·                     For those unable to do gainful employment until at least age 65 they will qualify for the top level of benefit. It will be benefits earned to the date of leaving with pensionable service enhanced by 100% of potential service to age 65. The enhancement is 100% instead of the 50% in the draft Regulations. The member must be incapable of gainful employment as now defined until at least age 65


·                     For those unable to undertake gainful employment within a reasonable period of leaving but before age 65 they will qualify for the second level of benefit. It will be the benefit earned to date of leaving with pensionable service enhanced by 25%of potential service to age 65. Enhancement is the same as in draft Regulations but a member must be incapable of undertaking gainful employment as now defined for longer than a reasonable period after leaving


·                     There is an underlying guarantee that enhancements are to be no worse than under current scheme for those 50 at April 2008 or 45 for some who joined before April 1997


·                     Under the draft Regulations those unable to do their current job at leaving but able to undertake gainful employment immediately or within a reasonable time of leaving would be entitled to their benefits earned to date without any service enhancement
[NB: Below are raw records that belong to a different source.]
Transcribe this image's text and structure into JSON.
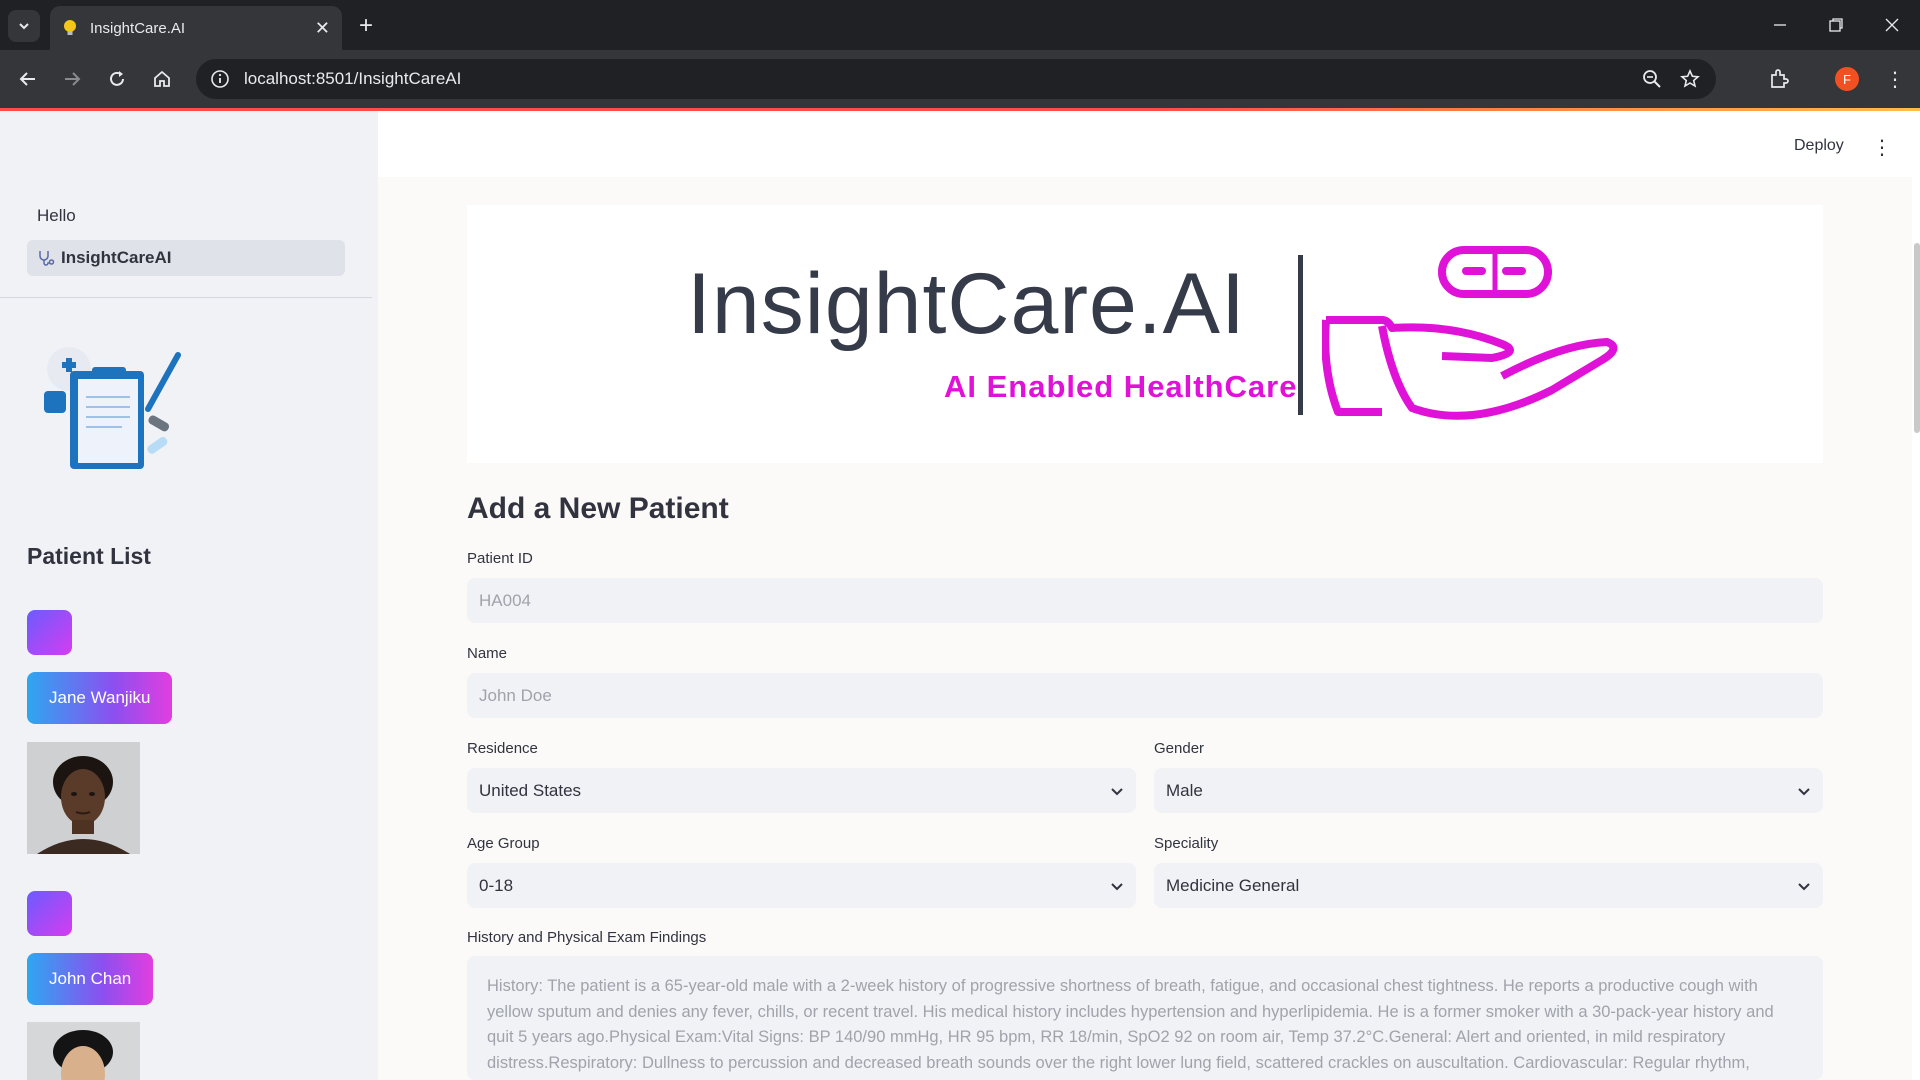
{
  "browser": {
    "tab_title": "InsightCare.AI",
    "url": "localhost:8501/InsightCareAI",
    "profile_initial": "F"
  },
  "app": {
    "deploy_label": "Deploy"
  },
  "sidebar": {
    "nav_items": [
      {
        "label": "Hello",
        "active": false
      },
      {
        "label": "InsightCareAI",
        "active": true
      }
    ],
    "patient_list_title": "Patient List",
    "patients": [
      {
        "name": "Jane Wanjiku"
      },
      {
        "name": "John Chan"
      }
    ]
  },
  "banner": {
    "brand": "InsightCare.AI",
    "tagline": "AI Enabled HealthCare"
  },
  "form": {
    "title": "Add a New Patient",
    "patient_id": {
      "label": "Patient ID",
      "placeholder": "HA004"
    },
    "name": {
      "label": "Name",
      "placeholder": "John Doe"
    },
    "residence": {
      "label": "Residence",
      "value": "United States"
    },
    "gender": {
      "label": "Gender",
      "value": "Male"
    },
    "age_group": {
      "label": "Age Group",
      "value": "0-18"
    },
    "speciality": {
      "label": "Speciality",
      "value": "Medicine General"
    },
    "history": {
      "label": "History and Physical Exam Findings",
      "placeholder": "History: The patient is a 65-year-old male with a 2-week history of progressive shortness of breath, fatigue, and occasional chest tightness. He reports a productive cough with yellow sputum and denies any fever, chills, or recent travel. His medical history includes hypertension and hyperlipidemia. He is a former smoker with a 30-pack-year history and quit 5 years ago.Physical Exam:Vital Signs: BP 140/90 mmHg, HR 95 bpm, RR 18/min, SpO2 92 on room air, Temp 37.2°C.General: Alert and oriented, in mild respiratory distress.Respiratory: Dullness to percussion and decreased breath sounds over the right lower lung field, scattered crackles on auscultation. Cardiovascular: Regular rhythm,"
    }
  }
}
·                     This level of ill health retirement benefit is not in the Regulations. Instead, in the covering letter to the Regulations, it sets out that those who are  permanently incapable of doing their current job but able to do gainful employment within a reasonable time of leaving would receive a benefit not now payable from the scheme as in the draft Regulations but will be paid instead by the employer out of current revenue.  The benefit is likely to be of equivalent value to benefits earned to date of leaving. Unlike the proposals in the draft Regulations this benefit would be subject to review and could not continue if alternative employment was found. There are no further details on this proposal and the DCLG will publish details soon for consultation


A more detailed briefing is being prepared and will be issued week commencing 7 May 2007.


The Service Group Liaison Committee (SGLC) Strike Committee met on the 18 April 2007 to consider the new Regulations.


The SGLC and the Service Group Executives (SGE’s) will meet on again on the 8 May to consider the outcome of further negotiations.


Pickets outside Taberner House

Picture courtesy of Croydon Guardian